Yum China (9987) reported a mid-year net profit of US$411 million (HK$3.21 billion), surging by 112 percent year-on-year.
Revenue was about US$5 billion, which grew by 37 percent from the same period last year led by accelerated new store openings and same-store sales growth. The company said operating profit growth was further driven by lower commodity prices and productivity improvements.
Sales of KFC and Pizza Hut have both grown by 19 percent and 33 percent respectively.
Earnings per share were 98 US cents. Yum China declared an interim dividend of 12 US cents per share.
With 719 gross new stores opened in the first half, the company expect to open around 1,300 new stores this year. Total stores reached 11,023.
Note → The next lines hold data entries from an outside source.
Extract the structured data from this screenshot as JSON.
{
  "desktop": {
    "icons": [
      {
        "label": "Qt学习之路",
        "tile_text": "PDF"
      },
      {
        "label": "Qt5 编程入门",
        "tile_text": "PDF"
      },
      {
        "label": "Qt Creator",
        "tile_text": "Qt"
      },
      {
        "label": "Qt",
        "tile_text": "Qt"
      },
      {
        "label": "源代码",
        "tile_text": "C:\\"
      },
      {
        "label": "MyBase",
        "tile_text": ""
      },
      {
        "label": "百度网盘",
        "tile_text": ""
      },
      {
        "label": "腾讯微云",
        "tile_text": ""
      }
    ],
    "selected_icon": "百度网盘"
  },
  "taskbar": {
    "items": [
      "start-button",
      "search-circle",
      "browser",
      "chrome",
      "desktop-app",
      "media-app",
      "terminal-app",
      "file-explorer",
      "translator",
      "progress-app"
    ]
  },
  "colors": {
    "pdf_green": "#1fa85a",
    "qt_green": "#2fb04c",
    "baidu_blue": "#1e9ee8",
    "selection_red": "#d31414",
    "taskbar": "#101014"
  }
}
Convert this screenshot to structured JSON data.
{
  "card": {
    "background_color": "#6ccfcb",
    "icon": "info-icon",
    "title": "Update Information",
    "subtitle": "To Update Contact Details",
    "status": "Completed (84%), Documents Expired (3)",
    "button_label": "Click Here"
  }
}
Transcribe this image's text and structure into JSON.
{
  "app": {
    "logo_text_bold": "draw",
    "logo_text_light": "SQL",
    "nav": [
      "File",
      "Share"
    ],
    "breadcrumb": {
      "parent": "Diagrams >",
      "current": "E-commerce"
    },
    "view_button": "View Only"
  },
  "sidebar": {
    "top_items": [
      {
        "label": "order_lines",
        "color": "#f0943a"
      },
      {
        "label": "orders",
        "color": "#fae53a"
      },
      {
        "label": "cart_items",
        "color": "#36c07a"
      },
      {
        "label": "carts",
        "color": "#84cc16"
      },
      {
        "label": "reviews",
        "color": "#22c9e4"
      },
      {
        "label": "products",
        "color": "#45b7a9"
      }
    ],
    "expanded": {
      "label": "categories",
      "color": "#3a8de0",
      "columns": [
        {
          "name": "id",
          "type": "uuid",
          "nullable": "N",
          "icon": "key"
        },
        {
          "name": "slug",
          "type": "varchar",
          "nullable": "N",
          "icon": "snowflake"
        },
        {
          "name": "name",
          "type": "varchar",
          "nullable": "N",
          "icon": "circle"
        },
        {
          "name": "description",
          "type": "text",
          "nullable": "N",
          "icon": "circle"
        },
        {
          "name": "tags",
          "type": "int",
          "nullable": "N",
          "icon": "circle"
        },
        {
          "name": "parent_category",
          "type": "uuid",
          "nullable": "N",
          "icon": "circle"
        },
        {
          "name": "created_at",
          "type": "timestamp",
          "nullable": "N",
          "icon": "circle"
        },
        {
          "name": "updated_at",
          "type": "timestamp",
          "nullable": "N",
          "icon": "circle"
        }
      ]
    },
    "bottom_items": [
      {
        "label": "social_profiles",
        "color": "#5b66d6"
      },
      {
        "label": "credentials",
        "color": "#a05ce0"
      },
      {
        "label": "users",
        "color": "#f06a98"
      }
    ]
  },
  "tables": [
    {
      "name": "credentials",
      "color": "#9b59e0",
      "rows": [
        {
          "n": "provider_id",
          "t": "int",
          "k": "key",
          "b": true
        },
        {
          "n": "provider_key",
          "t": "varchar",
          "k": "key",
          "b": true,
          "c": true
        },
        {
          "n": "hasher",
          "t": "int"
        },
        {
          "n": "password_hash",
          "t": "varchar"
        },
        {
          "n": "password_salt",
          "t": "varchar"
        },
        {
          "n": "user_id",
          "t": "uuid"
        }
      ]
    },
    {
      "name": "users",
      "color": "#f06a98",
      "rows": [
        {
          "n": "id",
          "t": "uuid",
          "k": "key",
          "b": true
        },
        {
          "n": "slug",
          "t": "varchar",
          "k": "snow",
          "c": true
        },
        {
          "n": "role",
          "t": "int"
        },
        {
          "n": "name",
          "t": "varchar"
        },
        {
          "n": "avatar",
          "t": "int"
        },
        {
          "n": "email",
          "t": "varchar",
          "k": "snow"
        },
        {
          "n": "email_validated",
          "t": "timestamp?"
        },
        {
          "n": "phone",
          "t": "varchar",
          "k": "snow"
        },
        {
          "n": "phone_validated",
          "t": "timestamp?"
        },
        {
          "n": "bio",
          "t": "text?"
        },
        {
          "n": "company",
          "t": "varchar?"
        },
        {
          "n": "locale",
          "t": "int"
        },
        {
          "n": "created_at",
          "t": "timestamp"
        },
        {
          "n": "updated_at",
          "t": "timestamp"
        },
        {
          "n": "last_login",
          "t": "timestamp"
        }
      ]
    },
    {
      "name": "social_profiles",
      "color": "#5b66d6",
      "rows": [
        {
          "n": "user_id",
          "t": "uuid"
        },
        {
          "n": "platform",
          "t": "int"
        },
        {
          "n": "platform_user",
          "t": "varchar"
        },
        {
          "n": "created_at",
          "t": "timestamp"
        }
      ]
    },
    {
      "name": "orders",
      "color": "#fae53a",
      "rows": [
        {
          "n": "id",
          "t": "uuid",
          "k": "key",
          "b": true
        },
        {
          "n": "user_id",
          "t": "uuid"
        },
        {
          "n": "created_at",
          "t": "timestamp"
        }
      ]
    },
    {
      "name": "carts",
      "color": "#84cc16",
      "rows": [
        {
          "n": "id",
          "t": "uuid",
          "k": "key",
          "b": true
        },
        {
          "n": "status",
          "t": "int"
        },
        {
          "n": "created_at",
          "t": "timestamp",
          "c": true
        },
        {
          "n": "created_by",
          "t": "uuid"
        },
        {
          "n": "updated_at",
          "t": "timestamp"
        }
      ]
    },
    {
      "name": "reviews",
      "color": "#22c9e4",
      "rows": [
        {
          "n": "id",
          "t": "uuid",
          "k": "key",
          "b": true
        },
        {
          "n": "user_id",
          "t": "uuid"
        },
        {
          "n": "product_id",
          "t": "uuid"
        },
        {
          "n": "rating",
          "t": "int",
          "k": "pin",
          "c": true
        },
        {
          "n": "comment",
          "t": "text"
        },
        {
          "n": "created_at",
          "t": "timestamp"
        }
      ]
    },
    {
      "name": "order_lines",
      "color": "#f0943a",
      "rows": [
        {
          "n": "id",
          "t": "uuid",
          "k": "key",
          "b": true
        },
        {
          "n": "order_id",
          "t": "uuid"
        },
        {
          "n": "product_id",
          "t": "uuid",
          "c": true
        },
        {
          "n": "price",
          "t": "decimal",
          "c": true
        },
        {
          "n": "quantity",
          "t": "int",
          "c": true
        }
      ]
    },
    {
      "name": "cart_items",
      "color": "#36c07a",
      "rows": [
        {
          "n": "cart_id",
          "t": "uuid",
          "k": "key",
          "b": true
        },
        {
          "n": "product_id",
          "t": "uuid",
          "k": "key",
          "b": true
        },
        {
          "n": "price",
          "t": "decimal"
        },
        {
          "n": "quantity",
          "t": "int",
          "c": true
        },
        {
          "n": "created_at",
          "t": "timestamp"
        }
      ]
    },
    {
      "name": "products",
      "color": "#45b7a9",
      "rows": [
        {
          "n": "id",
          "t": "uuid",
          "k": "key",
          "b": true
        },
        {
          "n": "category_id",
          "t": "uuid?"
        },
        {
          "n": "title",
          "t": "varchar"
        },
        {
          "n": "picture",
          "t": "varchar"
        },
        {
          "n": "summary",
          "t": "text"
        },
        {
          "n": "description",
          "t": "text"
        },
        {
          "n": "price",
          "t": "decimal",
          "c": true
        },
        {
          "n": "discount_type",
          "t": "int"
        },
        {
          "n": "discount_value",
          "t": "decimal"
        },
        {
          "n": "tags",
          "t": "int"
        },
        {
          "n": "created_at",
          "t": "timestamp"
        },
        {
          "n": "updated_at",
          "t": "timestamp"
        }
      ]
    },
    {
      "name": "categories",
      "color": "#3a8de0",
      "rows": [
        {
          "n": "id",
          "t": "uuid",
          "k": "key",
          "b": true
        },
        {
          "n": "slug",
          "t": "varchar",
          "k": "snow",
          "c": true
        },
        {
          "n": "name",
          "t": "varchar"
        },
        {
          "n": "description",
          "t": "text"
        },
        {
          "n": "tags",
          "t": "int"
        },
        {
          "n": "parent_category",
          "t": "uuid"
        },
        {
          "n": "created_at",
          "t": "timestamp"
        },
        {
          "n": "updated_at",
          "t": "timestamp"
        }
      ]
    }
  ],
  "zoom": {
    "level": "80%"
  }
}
Andy Yeung Ka-wai, the chief financial officer said: “With the lingering effects of the pandemic, we continue to expect full recovery of same-store sales to pre-pandemic levels to take time, with a recovery path that is nonlinear and uneven.”
However, Yeung said the company will continue expansion by starting up more satellite and small-size stores to reduce operating costs and to increase sales.
He said share repurchases have resumed.
As for strengthening protection for food delivery workers, Joey Wat Chui-yung, the chief executive, believes the company has a hybrid mode of cooperation with delivery platforms. Although 60 percent of orders are brought by the delivery platform, the deliveries are done by Yum’s own driver, Wat said.
Drivers' salaries are competitive – two times the minimum wage in Shanghai.